The datacontext object of EF CF exposes a number of DbSet’s.  I found it quit useful to be able to generically address these DbSet’s.  So I’ve come up with the following solution.  With this extension you can select a DbSet by supplying the type of the entity as a generic.


4. Include with lamda

Why on earth they didn’t include this in version 1.0 I have no idea but unless you’ve already wrote your own extension for it (probably!), I’ve included a way to do this in the extensions project also.  Basically it enables you to write:

EntitySet.Include(x => x.NavigationProperty)

So that’s about it.  You can find the code on github.  As I’ve said, I’m happy to accept any useful additions to the code base.
Have fun coding, till next time!

woensdag 4 juli 2012

Stateless service

Taken from the BelFirst service specifications:

3. General Principles

3.1 Stateless service

While using the web service a state is maintained on the server. This allows the interface to use more atomic operation and hence richer functionality. Using the web service is done with a short session consisting of different calls$

Good job guys... /s

dinsdag 1 mei 2012

Convert any text to a string literal

The last couple of months I found myself trying to convert pieces of code or html to a string allot.  Some of the stuff I was trying to do includes:
All of the above required me to convert text with allot of quotes and abnormal characters into a string.  I searched the internet for some conversion site that would do this for me but couldn’t find one.  The only option that I had left was to write one of my own.

So if you are ever in the need to convert some pesky piece of text to a string and you’re not masochistic enough to do it manually, then be free to go to and this utility website will do it for you :-)

Till next time!

Small note: I’ve noticed the site takes a couple of seconds to load when my host recycled it.

vrijdag 27 april 2012

Removing a stuck sim in the Samsung Omnia 7
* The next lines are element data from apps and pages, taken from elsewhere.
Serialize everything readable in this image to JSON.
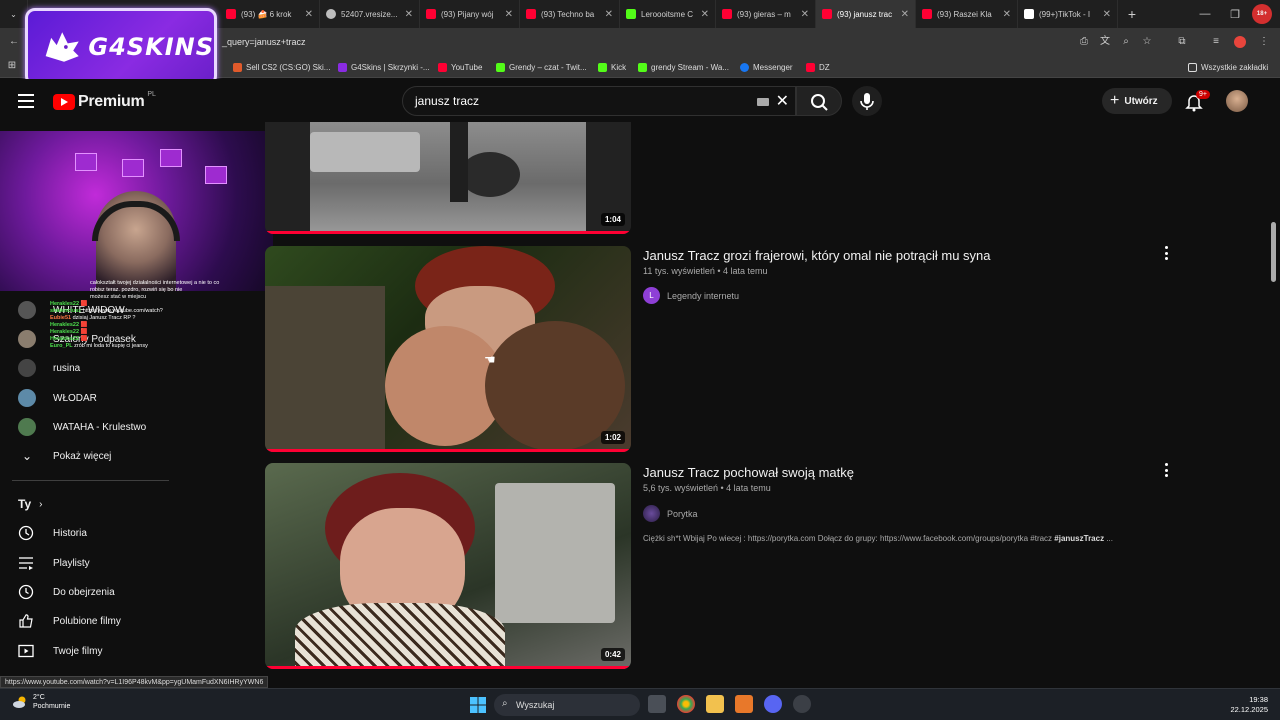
{
  "browser": {
    "tabs": [
      {
        "label": "(93) 🍰 6 krok",
        "color": "#ff0033"
      },
      {
        "label": "52407.vresize...",
        "color": "#bdbdbd"
      },
      {
        "label": "(93) Pijany wój",
        "color": "#ff0033"
      },
      {
        "label": "(93) Techno ba",
        "color": "#ff0033"
      },
      {
        "label": "Leroooitsme C",
        "color": "#53fc18"
      },
      {
        "label": "(93) gieras – m",
        "color": "#ff0033"
      },
      {
        "label": "(93) janusz trac",
        "color": "#ff0033",
        "active": true
      },
      {
        "label": "(93) Raszei Kla",
        "color": "#ff0033"
      },
      {
        "label": "(99+)TikTok - I",
        "color": "#ffffff"
      }
    ],
    "url": "_query=janusz+tracz",
    "bookmarks": [
      {
        "label": "Sell CS2 (CS:GO) Ski...",
        "color": "#e05a2b"
      },
      {
        "label": "G4Skins | Skrzynki -...",
        "color": "#8a2be2"
      },
      {
        "label": "YouTube",
        "color": "#ff0033"
      },
      {
        "label": "Grendy – czat - Twit...",
        "color": "#53fc18"
      },
      {
        "label": "Kick",
        "color": "#53fc18"
      },
      {
        "label": "grendy Stream - Wa...",
        "color": "#53fc18"
      },
      {
        "label": "Messenger",
        "color": "#1877f2"
      },
      {
        "label": "DZ",
        "color": "#ff0033"
      }
    ],
    "all_bookmarks": "Wszystkie zakładki",
    "status_url": "https://www.youtube.com/watch?v=L1I96P48kvM&pp=ygUMamFudXN6IHRyYWN6"
  },
  "overlay": {
    "brand": "G4SKINS",
    "accent": "#8a2be2"
  },
  "youtube": {
    "logo_text": "Premium",
    "logo_region": "PL",
    "search_query": "janusz tracz",
    "create_label": "Utwórz",
    "notifications_badge": "9+",
    "accent": "#ff0000"
  },
  "chat": [
    {
      "user": "",
      "text": "całokształt twojej działalności internetowej a nie to co robisz teraz. pozdro, rozwiń się bo nie"
    },
    {
      "user": "",
      "text": "możesz stać w miejscu"
    },
    {
      "user": "Herakles22",
      "text": "🟥"
    },
    {
      "user": "shalenciusz",
      "text": "https://www.youtube.com/watch?"
    },
    {
      "user": "Eubie51",
      "text": "dzisiaj Janusz Tracz RP ?"
    },
    {
      "user": "Herakles22",
      "text": "🟥"
    },
    {
      "user": "Herakles22",
      "text": "🟥"
    },
    {
      "user": "Herakles22",
      "text": "🟥"
    },
    {
      "user": "Euro_PL",
      "text": "zrób mi loda to kupię ci jeansy"
    }
  ],
  "sidebar": {
    "subscriptions": [
      {
        "label": "WHITE WIDOW",
        "color": "#666"
      },
      {
        "label": "Szalony Podpasek",
        "color": "#8a7d6e"
      },
      {
        "label": "rusina",
        "color": "#555"
      },
      {
        "label": "WŁODAR",
        "color": "#5d8aa8"
      },
      {
        "label": "WATAHA - Krulestwo",
        "color": "#4f7a4f"
      }
    ],
    "show_more": "Pokaż więcej",
    "you_title": "Ty",
    "nav": [
      {
        "label": "Historia",
        "icon": "history-icon"
      },
      {
        "label": "Playlisty",
        "icon": "playlist-icon"
      },
      {
        "label": "Do obejrzenia",
        "icon": "watch-later-icon"
      },
      {
        "label": "Polubione filmy",
        "icon": "like-icon"
      },
      {
        "label": "Twoje filmy",
        "icon": "your-videos-icon"
      }
    ]
  },
  "results": [
    {
      "duration": "1:04"
    },
    {
      "title": "Janusz Tracz grozi frajerowi, który omal nie potrącił mu syna",
      "meta": "11 tys. wyświetleń • 4 lata temu",
      "channel": "Legendy internetu",
      "channel_initial": "L",
      "channel_color": "#8e3fd6",
      "duration": "1:02"
    },
    {
      "title": "Janusz Tracz pochował swoją matkę",
      "meta": "5,6 tys. wyświetleń • 4 lata temu",
      "channel": "Porytka",
      "channel_initial": "",
      "channel_color": "#3b2a5c",
      "description": "Ciężki sh*t Wbijaj Po wiecej : https://porytka.com Dołącz do grupy: https://www.facebook.com/groups/porytka #tracz ",
      "description_tag": "#januszTracz",
      "description_tail": " ...",
      "duration": "0:42"
    }
  ],
  "taskbar": {
    "temperature": "2°C",
    "weather": "Pochmurnie",
    "search_label": "Wyszukaj",
    "time": "19:38",
    "date": "22.12.2025"
  }
}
After attending the call for projects for windows phone 7 I got a lumia 800 from David Henry for submitting three apps in the marketplace.  It took me a while to switch phones but yesterday I finally got to it.  So then I would do what you’re supposed to do when switching phones, switch your sim card from one phone to the other.  That didn’t seem to go well and my sim card broke in half while trying to get it out of the Omnia 7.  Luckily for me it was just the adapter for the micro sim that broke of so the actual sim card could still be used.

I then tried to use some tweezers to get the sim card out but that didn’t seem to do any good. My last option then was getting the metal casing off, which surprisingly wasn’t that hard to do.

The first thing you’ve got to do is go to your usb charger port on the top of your phone and use a needle or screwdriver to get the top off.

When that’s done you’ll see 3 screws, unscrew them.  When the screws are out you can take the top lit off and slide the metal casing of your Omnia 7.

It’s that easy :-)  I didn’t see any warranty stickers or anything that can indicate loss of warranty so I think you’ll be safe on that part.  Removing the metal casing also doesn’t expose any of the electronics inside so there isn’t any risk of damaging anything.

Next posts I’ll try to cover some bits and pieces of the lumia 800.  Until next time ;-)